> _Work request_
Report each line of the data below in which "eden" appears.

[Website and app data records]
+ + + + +
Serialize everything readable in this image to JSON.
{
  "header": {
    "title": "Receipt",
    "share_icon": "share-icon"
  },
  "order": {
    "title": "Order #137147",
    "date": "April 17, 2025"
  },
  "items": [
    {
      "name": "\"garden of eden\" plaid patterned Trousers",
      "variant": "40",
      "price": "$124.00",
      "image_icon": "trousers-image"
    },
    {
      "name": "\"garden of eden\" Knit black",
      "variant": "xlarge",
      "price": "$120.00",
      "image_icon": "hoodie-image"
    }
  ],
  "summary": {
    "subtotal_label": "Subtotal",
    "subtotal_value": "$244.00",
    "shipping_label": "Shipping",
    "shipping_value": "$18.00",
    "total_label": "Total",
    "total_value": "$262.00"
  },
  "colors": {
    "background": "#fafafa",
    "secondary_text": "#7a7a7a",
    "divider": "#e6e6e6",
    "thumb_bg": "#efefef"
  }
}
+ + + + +
> _Expected answer_
      "name": "\"garden of eden\" plaid patterned Trousers",
      "name": "\"garden of eden\" Knit black",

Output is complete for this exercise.